Safety alert: Lockdown advice for national parks and reserves in southern Tasmania
Applies from 15/10/2021

​​In an effort to prevent the spread of COVID-19 and keep our community safe, all visitor centres and public facilities in national parks and reserves will be closed within the southern municipalities announced by the Tasmanian Government from 6pm, Friday 15 October until 6pm, Monday 18 October. 

Parks and reserves will remain open during the period of the lockdown for exercise purposes only. 

Visitors should ensure they follow COVID-19 safe practices including maintaining physical distancing while using parks and reserves to exercise. 

The PWS will contact any visitors who have booked to begin overnight walks during this time, including those walkers on the Three Capes Track Experience.

For information visit the Coronavirus website​

Last reviewed 15/10/2021 04:49 PM


About

​A village of distinctive red and white convict built cottages nestles at the striking kanamaluka/River Tamar estuary, north of George Town, Tasmania. Stroll the lawns and admire the Low Head Pilot Station. Continue on to the Low Head Light Station, majestically perched on a rocky outcrop overlooking Bass Strait.

This maritime precinct has been fundamental to Australia’s history; Batman and Faulkner sailed past Low Head, Tasmania, on their way to found Melbourne in 1835. The port dates back to 1805 with the Pilot Station running since then.  The Light Station has been running continuously since 1833.

The museum has a collection of artefacts that reflect the era of sail and steam vessels. The accompanying tales of pilots, shipwrecks, explorers, lighthouse keepers and captains that forged their names into Australia’s maritime history will give you a sense of the characters that shaped Tasmania. If you visit the Light Station at noon on a Sunday you will be treated to the sound of the only operating foghorn in the Southern Hemisphere.

​​Low Head Pilot Station Maritime Museum

Located in the historic Pilot's Row,  the museum is managed by a local volunteer group, the Low Head Pilot Station Support Group Inc. Encompassing Pilot's Row, the Storage Sheds, Boat Shed and associated artefacts, the museum is open daily and operates tours for visitors.  For more information, see the Museum website​

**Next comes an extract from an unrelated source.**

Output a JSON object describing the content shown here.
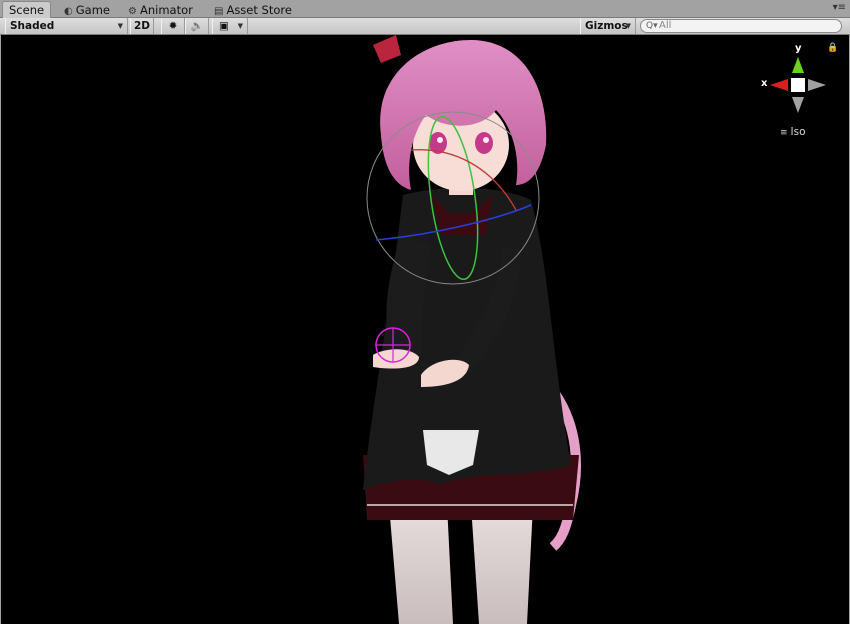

Accommodation and cafe

Those wishing to stay in the area can take advantage of the Low Head Historic Precinct's newly renovated self-contained cottages.  These historic buildings are situated around the Village Green at the Pilot Station and include the keeper's cottage, schoolhouse and pilot's cottage. There is also accommodation at the Light Station.​

​Overlooking the beach, the River Tamar ​and the Low Head Precincts, the Coxswain's Cottage Café is open daily and is a wonderful setting for a relaxing meal and glass of wine.

Further information can be found on the Low Head Precinct​'s website​.